Mezzo-soprano Samantha Gossard’s first big role came during second grade in a musical called Steamboatin’.
“I was ‘Mississippi Meg’ and I had a big monologue and a big solo, all requiring a thick southern accent — definitely a comedic role. I remember everyone laughing so much and thinking I was ‘adorable,’ and I remember my second-grade self being perplexed by that, because in my mind, I was just doing what I was supposed to do; I was committing to the role!”
In sixth grade, Gossard had a small solo in a school-produced musical review of Gershwin music. Her parents sat in the audience, hearing the potential. After the show, they asked if she wanted to take voice lessons. She did, so at age 12 she started studying privately.
Opera found Gossard much later, in college, when she sat in the audience of the Lyric Opera of Chicago during a performance of La Traviata. She was captivated but, though she’d always felt at home on stage, she didn’t view operatic singing as something she could do for a living. She continued her studies and graduated from Indiana Wesleyan University with a degree in Church Music and Christian Worship.
Then she met Vinson Cole while pursuing her master’s degree at the Cleveland Institute of Music. Cole made making a living as a performer seem possible.

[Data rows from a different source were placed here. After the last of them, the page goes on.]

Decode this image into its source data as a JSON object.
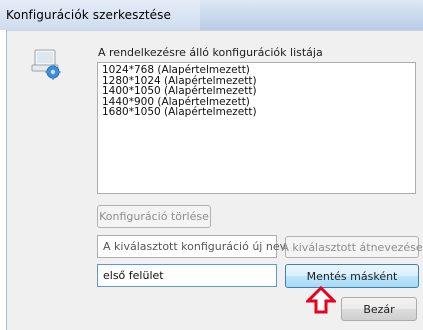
{
  "window": {
    "title": "Konfigurációk szerkesztése"
  },
  "list": {
    "label": "A rendelkezésre álló konfigurációk listája",
    "items": [
      "1024*768 (Alapértelmezett)",
      "1280*1024 (Alapértelmezett)",
      "1400*1050 (Alapértelmezett)",
      "1440*900 (Alapértelmezett)",
      "1680*1050 (Alapértelmezett)"
    ]
  },
  "buttons": {
    "delete": "Konfiguráció törlése",
    "rename": "A kiválasztott átnevezése",
    "save_as": "Mentés másként",
    "close": "Bezár"
  },
  "inputs": {
    "rename_placeholder": "A kiválasztott konfiguráció új neve",
    "new_name_value": "első felület"
  },
  "colors": {
    "arrow": "#e8001c",
    "accent": "#3c7fb1"
  },
  "icons": {
    "app": "config-computer-icon",
    "pointer": "up-arrow-icon"
  }
}
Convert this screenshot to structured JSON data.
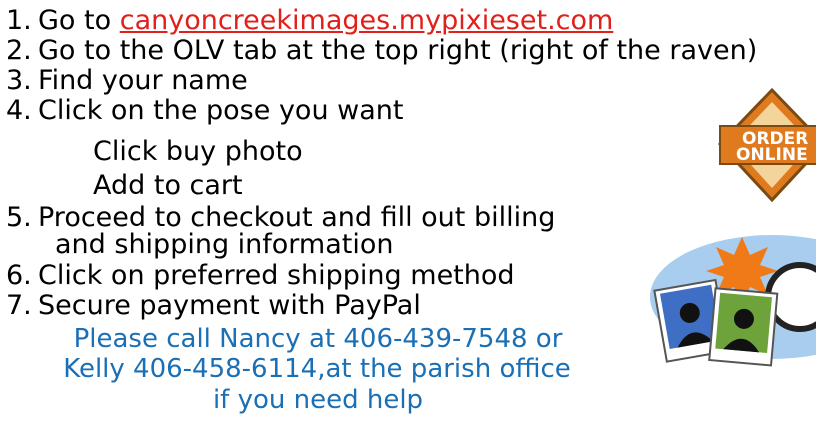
{
  "steps": [
    {
      "num": "1.",
      "text": "Go to ",
      "link": "canyoncreekimages.mypixieset.com"
    },
    {
      "num": "2.",
      "text": "Go to the OLV tab at the top right (right of the raven)"
    },
    {
      "num": "3.",
      "text": "Find your name"
    },
    {
      "num": "4.",
      "text": "Click on the pose you want",
      "sub": [
        "Click buy photo",
        "Add to cart"
      ]
    },
    {
      "num": "5.",
      "text": "Proceed to checkout and fill out billing",
      "cont": "and shipping information"
    },
    {
      "num": "6.",
      "text": "Click on preferred shipping method"
    },
    {
      "num": "7.",
      "text": "Secure payment with PayPal"
    }
  ],
  "help": [
    "Please call Nancy at 406-439-7548 or",
    "Kelly 406-458-6114,at the parish office",
    "if you need help"
  ],
  "badge": {
    "line1": "ORDER",
    "line2": "ONLINE",
    "icon": "order-online-badge"
  },
  "colors": {
    "link": "#e0201b",
    "help": "#1a6fb5",
    "badge_orange": "#e07a1f",
    "oval": "#a9cdee"
  },
  "icons": [
    "order-online-badge-icon",
    "camera-photos-icon"
  ]
}
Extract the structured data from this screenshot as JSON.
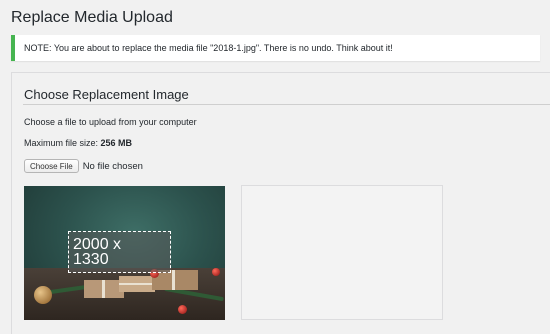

And so far, it has been. Gossard has worked her way up through the ranks of American opera; as a Fellow with the Aspen Music Festival, an Apprentice Artist with Central City Opera in Colorado, an Apprentice Artist with the Lyric Opera of Kansas City, and as a Gerdine Young Artist with the Opera Theatre of Saint Louis. Most recently, she was a national semi-finalist in the Metropolitan Opera National Council Auditions.
“Samantha is an exceptional talent and a great actress, all essential in the competitive world of young singers,” says Deborah Sandler, General Director and CEO of the Lyric Opera of Kansas City. “I frequently bump into folks who ask me who she is, a sure sign that she has captivated our audiences. We have had the joy of witnessing her maturation as an artist and have exceptionally high hopes for her.”
To be a young opera singer in America is a challenging career choice. Though Gossard’s resume is filled with the expected milestones that are harbingers to success, the road is never easy.
But Gossard has that unique quality of ambition, humility, and gratitude that marks successful singers. In early 2016, she went to New York to sing on stage at the Met as a part of her journey as a national semi-finalist.
“Before you sing, the Met staff takes all the singers out onto the stage together, to experience the space. As soon as I stepped through the stage door, I was overcome with emotion, gratitude, and humility. How many great artists had walked this same path I was on? How many people have sat in that beautiful house and had their lives changed because of what they saw or heard? How many had laid their souls bare for the audiences and their fellow colleagues? I could feel every bit of history almost electrifying the space. I know that must sound dramatic, but it was truly overwhelming. I looked out into the house and I couldn’t stop the tears. I was overcome with gratitude, knowing that I did not by any means come to this stage on my own. Standing there, with fellow singers and friends, in the history and beauty that lingered in the air under the warm stage lights, I felt like I was home — the way I’ve felt on every stage for as long as I can remember. And that feeling surprised me because, I mean, it’s the MET!”
In the fall, Gossard will take another step down the difficult road. She has been named one of the four Resident Artists in the Lyric Opera of Kansas City’s new Resident Artist Program; as a Resident Artist, she’ll sing mainstage roles like Kate in Pirates of Penzance and Cherubino in Le Nozze di Figaro.
A Resident Artist program is a huge achievement for a young singer, as it allows them to make a living while developing their art. Gossard is approaching the honor with her typical graciousness.
“I love singing; I love telling stories. I love being part of creating something beautiful for a world that so desperately needs it. Sometimes I still cannot believe that I make money performing some of the most beautiful music ever composed,” Gossard says. “It’s absolutely humbling.”
— KC Studio is a magazine that covers Kansas City’s performing, visual, cinematic and literary arts, and the artists, organizations and patrons that make Kansas City a vibrant center for arts and culture. For more information about complimentary subscriptions to KC Studio go online at www.kcstudio.org.